● **Task objective**: If a line holds the word "legend", copy it from the entries.
***** The records
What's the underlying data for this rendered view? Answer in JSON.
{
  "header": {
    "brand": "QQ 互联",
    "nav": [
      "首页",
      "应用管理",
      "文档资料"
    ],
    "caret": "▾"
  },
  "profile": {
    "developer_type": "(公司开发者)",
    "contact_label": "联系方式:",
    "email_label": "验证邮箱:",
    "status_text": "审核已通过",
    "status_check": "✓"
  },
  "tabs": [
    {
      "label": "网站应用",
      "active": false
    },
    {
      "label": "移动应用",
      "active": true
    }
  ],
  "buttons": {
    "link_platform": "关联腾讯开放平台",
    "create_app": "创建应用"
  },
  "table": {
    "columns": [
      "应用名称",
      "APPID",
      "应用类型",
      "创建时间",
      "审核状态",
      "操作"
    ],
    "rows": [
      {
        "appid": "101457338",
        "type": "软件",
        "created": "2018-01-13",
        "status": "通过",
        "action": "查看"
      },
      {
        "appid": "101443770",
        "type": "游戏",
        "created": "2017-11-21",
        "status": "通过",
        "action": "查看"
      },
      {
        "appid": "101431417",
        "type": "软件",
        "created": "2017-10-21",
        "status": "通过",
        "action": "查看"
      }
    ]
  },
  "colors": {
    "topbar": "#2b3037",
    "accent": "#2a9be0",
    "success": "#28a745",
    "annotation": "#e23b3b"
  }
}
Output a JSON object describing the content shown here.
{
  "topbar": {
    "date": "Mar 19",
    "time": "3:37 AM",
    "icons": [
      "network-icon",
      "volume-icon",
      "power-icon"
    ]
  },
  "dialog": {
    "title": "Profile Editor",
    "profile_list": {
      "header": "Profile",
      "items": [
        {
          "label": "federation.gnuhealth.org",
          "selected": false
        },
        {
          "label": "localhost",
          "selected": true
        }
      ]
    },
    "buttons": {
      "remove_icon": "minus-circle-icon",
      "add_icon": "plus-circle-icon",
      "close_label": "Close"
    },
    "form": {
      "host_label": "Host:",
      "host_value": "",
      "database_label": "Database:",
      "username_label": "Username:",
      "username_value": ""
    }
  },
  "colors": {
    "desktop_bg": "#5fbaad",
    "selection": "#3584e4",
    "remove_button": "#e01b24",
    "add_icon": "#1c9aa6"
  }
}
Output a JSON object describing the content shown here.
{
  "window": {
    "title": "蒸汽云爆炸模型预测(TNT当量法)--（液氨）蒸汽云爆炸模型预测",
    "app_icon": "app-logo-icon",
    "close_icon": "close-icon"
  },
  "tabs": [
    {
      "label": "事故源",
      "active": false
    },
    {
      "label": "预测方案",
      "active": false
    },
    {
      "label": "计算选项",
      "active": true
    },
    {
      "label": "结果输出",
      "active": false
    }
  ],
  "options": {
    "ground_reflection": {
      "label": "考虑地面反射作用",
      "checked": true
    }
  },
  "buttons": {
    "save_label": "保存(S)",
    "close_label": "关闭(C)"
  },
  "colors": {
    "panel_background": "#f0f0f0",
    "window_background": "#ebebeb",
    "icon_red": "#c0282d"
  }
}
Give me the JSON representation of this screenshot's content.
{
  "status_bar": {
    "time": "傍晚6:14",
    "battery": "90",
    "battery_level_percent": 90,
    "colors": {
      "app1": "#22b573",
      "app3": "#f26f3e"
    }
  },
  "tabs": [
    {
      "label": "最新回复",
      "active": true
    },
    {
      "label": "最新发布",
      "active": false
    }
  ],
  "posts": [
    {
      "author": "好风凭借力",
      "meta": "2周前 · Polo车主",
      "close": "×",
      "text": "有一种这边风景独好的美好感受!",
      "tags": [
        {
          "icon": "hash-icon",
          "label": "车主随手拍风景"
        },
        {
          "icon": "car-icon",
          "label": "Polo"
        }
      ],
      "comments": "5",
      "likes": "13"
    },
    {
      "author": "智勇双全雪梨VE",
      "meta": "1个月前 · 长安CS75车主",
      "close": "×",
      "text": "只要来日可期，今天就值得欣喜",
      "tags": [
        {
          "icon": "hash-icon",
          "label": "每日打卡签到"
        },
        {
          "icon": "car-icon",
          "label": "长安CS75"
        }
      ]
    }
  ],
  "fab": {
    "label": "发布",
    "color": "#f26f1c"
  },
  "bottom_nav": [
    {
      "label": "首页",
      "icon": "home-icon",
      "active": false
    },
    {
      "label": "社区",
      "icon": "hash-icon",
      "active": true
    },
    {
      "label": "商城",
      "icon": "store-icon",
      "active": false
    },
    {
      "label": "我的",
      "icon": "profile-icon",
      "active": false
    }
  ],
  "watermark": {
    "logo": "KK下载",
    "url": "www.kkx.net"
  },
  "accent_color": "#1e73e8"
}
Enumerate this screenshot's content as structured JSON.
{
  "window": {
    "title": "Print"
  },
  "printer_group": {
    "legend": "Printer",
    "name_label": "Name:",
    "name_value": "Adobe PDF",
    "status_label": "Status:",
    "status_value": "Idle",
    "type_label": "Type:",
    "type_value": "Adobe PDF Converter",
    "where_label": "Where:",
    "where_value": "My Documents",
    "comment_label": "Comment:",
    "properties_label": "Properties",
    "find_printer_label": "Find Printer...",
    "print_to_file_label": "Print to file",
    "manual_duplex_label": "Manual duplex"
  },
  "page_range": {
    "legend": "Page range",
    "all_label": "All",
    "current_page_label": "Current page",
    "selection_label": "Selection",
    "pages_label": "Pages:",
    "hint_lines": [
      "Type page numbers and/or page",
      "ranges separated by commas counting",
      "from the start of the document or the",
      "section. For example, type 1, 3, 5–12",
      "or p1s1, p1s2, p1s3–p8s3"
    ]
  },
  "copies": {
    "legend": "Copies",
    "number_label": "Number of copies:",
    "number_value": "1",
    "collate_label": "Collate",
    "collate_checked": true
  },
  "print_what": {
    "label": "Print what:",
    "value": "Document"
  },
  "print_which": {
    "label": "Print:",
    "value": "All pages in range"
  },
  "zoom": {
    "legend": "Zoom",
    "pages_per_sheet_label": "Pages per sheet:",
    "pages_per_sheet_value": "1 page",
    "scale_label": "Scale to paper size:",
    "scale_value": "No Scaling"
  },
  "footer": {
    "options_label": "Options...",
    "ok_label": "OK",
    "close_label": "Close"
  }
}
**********
● **Your solution**:
    "legend": "Printer",
    "legend": "Page range",
    "legend": "Copies",
    "legend": "Zoom",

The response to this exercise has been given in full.